His Wife Emine Ibrahim Hanim[edit]

She was born at Constantinople but her Mother was not Munira Sultana. Her Mother was Nazrin. Munira Sultan and (Damad) Ilhami Ibrahim Pasha had no children together.

Munira Sultana got a son Sultanzade Alaeddin (b.1861-d.1915) from her second Husband Damat Ibrahim pasha a son of Ali Riza.

you can see here: •1) Lieutenant-General H.H. Damad Prince Ibrahim al-Hami [Ilhami] Pasha. b. at Cairo, 3rd January 1836 (s/o Mahivash Khanum Effendi), educ. privately. Granted the rank and title of MîrmîranPasha 1849, Cdt. of the Cairo Citadel 1854-1856, prom. to Vizier with three horse-tails April 1858. Rcvd: The Order of Nobility (Nishan-i-Majidieh) 1st class of Turkey, Knt. 1st class of the Order of St Stanislas of Russia, GC of the Orders of Isabella the Catholic of Spain, and the Crown of Prussia, GO of the Order of SS Maurice & Lazarus of Italy, etc. m. at Istanbul, 10th June 1858 (nikah 31st July 1857) H.I.H. Princess Munira Sultana (b. at Istanbul, 10th December 1844; m. second, at the Findikh Palace, Istanbul, 2nd January 1861, Field Marshal H.H. Damad Ibrahim Pasha, and d. at Istanbul, 8th July 1862), tenth daughter of H.I.M. Sultan 'Abdu'l-Majid I Ghazi, Sultan of Turkey, etc. by his wife, H.H. Vard-i-Janan Khanum.m. (a) Ashiq Baryan Kadin (d. 1878), a Circassian. m. (b) Nazrin [Nesrin] Kadin (d. 1884). m. (c) Jashma Afat Kadin (d. at Cairo, 10th August 1905, bur. there at the Hosh al-Basha, Imam al-Shafi'i). He d. when his boat capsized while crossing the Bosphorus, near Bebek Palace, 9th September 1860 (bur. Hosh al-Basha, Imam al-Shafi'i, Cairo), having had issue, one son and three daughters:

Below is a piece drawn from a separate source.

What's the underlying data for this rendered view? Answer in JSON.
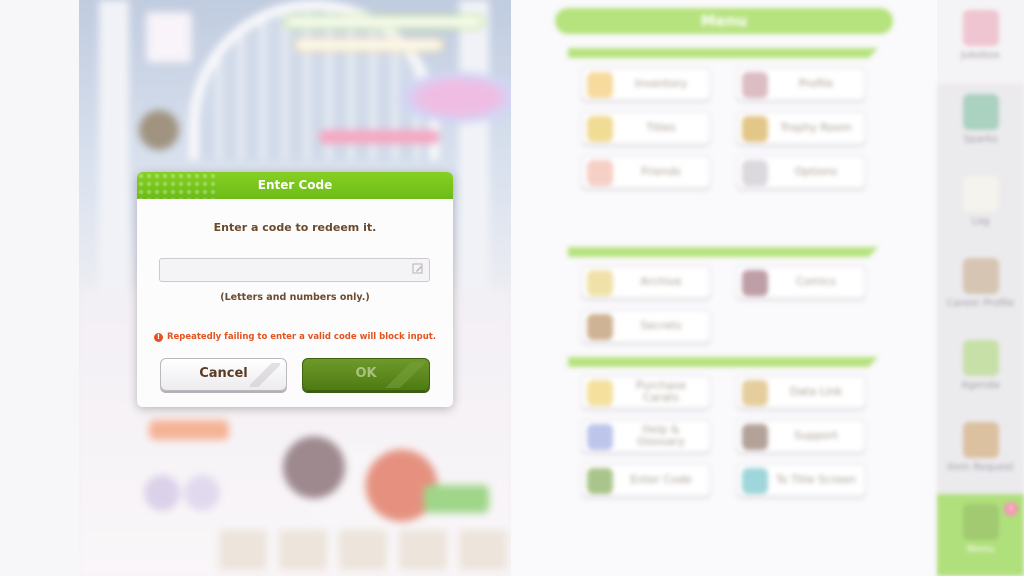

•a) H.H. Princess Amina Najiya Khanum Effendimiz,Valida-i-Khedive. b. at al-Hilmiya Palace, Cairo, 24th May 1858 (d/o Nazrin Kadin). Styled Khediva Effendimiz from 19th January 1873, and became Valida-i-Khedive on the succession of her eldest son, 7th January 1892. Rcvd: the Decoration of al-Kemal in brilliants. m. at the home of her parents, Cairo, 16th January 1873 (nikah) and at the Kasr al-'Ali Palace, Cairo, 23rd January 1873 (zifaf), H.H. Muhammad Tawfik Pasha, Khedive of Egypt, etc. GCB, GCSI (b. at Cairo 30th April 1852; d. at Hulvan, 7th January 1892), eldest son of H.H. Ismail Pasha, Khedive of Egypt, etc. GCB, GCSI, by his wife, H.H. Princess Shafiq-Nur KadinEffendimiz, the Valida Effendimiz. She d. at Bebek, Istanbul, 18th June 1931 (bur. Hosh al-Basha, Imam al-Shafi'i, Cairo), having had issue, two sons and three daughters - see below. Copyright© Christopher Buyers